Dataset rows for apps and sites
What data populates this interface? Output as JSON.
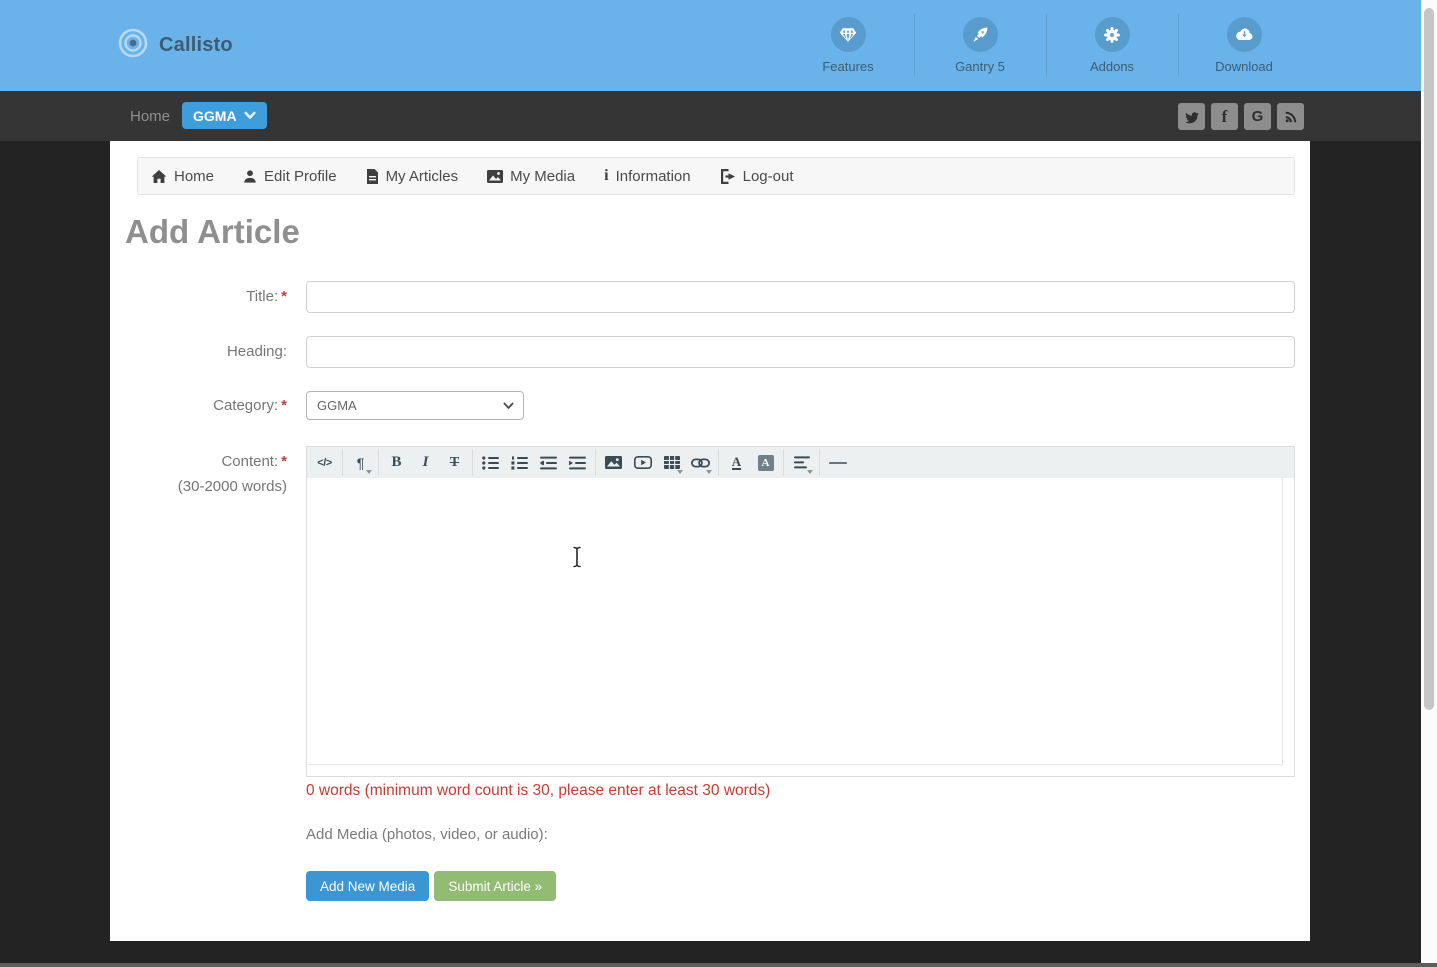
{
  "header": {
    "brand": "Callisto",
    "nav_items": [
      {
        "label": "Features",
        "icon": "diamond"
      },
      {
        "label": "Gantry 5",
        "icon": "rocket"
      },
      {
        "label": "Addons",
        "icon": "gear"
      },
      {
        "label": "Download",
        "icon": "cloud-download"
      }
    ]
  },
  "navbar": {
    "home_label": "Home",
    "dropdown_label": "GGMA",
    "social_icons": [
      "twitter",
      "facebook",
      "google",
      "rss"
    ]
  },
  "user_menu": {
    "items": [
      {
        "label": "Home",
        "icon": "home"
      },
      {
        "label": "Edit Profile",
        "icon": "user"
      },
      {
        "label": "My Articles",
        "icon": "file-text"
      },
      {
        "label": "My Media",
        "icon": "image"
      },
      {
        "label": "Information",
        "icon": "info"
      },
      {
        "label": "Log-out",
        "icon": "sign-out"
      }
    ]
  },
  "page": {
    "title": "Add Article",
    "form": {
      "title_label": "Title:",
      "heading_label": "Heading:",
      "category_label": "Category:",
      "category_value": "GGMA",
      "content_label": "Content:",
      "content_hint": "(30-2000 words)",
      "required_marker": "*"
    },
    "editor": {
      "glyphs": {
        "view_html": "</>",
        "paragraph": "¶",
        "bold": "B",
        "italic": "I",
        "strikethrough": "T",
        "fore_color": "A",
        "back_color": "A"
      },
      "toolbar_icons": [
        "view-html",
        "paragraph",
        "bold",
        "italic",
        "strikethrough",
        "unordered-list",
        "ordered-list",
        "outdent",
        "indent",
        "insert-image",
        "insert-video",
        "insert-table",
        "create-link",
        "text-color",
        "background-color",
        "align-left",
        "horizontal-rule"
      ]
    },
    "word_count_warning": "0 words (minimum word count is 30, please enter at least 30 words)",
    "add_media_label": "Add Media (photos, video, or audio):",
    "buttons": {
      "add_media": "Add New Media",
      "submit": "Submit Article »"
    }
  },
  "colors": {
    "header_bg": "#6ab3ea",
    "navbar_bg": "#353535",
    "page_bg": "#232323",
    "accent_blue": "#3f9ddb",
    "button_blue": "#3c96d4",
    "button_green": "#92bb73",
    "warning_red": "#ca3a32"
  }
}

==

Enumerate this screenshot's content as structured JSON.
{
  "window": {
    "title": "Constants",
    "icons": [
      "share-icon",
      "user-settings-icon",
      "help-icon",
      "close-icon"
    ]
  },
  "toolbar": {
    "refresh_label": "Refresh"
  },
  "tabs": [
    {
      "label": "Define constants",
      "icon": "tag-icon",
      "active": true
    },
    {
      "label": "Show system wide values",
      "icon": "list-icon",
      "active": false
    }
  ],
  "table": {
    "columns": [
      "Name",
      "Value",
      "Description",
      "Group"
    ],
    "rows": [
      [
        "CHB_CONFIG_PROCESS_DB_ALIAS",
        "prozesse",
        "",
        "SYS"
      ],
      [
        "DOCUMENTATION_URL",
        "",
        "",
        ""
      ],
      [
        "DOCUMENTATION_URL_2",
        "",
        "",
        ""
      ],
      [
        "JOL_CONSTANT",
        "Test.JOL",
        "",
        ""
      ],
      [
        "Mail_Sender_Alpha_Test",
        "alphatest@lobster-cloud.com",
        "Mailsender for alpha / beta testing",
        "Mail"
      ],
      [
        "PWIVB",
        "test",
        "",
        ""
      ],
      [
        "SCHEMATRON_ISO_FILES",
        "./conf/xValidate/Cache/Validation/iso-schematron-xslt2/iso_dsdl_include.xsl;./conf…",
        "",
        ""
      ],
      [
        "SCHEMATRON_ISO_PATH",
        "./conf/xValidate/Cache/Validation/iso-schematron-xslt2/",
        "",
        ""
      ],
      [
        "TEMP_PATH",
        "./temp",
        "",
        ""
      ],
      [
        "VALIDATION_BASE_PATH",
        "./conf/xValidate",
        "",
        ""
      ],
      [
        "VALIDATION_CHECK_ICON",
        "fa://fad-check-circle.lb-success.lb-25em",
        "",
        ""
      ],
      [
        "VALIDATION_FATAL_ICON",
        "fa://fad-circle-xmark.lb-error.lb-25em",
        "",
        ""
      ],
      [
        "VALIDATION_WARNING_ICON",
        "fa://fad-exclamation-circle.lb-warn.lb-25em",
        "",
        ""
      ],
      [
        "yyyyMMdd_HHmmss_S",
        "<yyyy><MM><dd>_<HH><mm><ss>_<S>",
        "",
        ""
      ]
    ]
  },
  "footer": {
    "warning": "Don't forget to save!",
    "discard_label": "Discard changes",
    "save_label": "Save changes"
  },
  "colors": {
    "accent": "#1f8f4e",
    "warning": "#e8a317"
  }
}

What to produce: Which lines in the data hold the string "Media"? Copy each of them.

Answer below:
        "label": "My Media",
    "add_media_label": "Add Media (photos, video, or audio):",
      "add_media": "Add New Media",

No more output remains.